Demand of U.S.-manufactured durable goods (items meant to last at least three years) improved last month, according to a new report from the Census Bureau. Specifically, “core” durable goods orders, which exclude the volatile transportation component, lifted by 0.3 percent in May. That was the first monthly gain since January, the largest since October 2018, and significantly better than analysts expected. Headline durable goods orders actually fell in May, but this particular metric remains even noisier than usual due to the still unfolding disruptions resulting from the Boeing 737 MAX grounding.
More importantly, orders for nondefense capital goods excluding aircraft, i.e. core capital expenditures, an important proxy for U.S. business investment, jumped by 0.4 percent in May. That was the fourth increase in the past five months, the largest gain since the start of the year, and the shipments category performed even better. Altogether, the annual pace of growth has clearly slowed, but last month’s solid core reading is another encouraging sign that business investment is holding up rather well in the face of unpredictable trade policy.

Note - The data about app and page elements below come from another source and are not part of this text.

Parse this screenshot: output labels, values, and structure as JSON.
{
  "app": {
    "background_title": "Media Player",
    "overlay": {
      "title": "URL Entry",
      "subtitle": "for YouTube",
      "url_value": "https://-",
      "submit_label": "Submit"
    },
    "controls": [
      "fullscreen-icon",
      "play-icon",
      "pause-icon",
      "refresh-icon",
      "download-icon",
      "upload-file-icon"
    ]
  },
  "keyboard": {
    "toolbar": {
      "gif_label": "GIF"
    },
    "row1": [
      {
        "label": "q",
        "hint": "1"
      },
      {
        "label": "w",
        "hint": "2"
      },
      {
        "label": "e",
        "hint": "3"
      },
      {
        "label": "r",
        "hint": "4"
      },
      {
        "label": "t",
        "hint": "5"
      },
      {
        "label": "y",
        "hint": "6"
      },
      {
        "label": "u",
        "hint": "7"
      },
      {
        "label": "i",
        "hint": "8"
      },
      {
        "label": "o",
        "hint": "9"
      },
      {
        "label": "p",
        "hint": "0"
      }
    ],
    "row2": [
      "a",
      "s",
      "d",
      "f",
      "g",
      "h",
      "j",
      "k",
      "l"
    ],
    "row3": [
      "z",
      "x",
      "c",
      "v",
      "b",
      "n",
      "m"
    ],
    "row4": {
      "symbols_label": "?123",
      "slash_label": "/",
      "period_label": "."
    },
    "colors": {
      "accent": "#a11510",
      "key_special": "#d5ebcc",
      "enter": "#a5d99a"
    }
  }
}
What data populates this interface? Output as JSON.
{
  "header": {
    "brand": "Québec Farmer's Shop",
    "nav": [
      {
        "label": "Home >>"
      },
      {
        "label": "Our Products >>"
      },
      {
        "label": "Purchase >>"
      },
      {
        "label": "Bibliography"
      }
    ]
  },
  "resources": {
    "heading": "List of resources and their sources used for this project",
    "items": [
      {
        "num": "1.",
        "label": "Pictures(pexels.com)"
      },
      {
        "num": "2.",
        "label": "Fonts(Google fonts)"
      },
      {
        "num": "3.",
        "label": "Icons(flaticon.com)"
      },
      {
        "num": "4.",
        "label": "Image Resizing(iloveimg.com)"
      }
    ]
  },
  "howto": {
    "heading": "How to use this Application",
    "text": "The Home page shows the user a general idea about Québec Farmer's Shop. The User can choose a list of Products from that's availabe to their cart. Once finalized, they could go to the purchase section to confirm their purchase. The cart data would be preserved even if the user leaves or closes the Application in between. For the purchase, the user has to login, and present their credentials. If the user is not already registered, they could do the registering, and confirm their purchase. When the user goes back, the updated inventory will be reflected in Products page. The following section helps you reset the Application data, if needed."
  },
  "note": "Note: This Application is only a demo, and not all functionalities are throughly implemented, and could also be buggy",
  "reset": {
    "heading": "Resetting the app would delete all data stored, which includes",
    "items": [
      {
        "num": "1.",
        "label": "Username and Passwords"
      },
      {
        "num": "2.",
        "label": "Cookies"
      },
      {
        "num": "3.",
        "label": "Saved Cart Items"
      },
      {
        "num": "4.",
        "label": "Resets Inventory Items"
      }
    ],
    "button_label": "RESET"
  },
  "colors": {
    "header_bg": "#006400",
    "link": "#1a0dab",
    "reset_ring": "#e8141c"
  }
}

Moreover, the “hard” data on actual factory output continue to paint a brighter picture than the “soft” survey data released recently, and the revised estimates for second quarter gross domestic product growth from regional Federal Reserve banks suggest that these durable goods figures will help offset the latest deterioration in the trade deficit.
Sources: Econoday, U.S. Census Bureau, Bloomberg, FRBA, FRBSL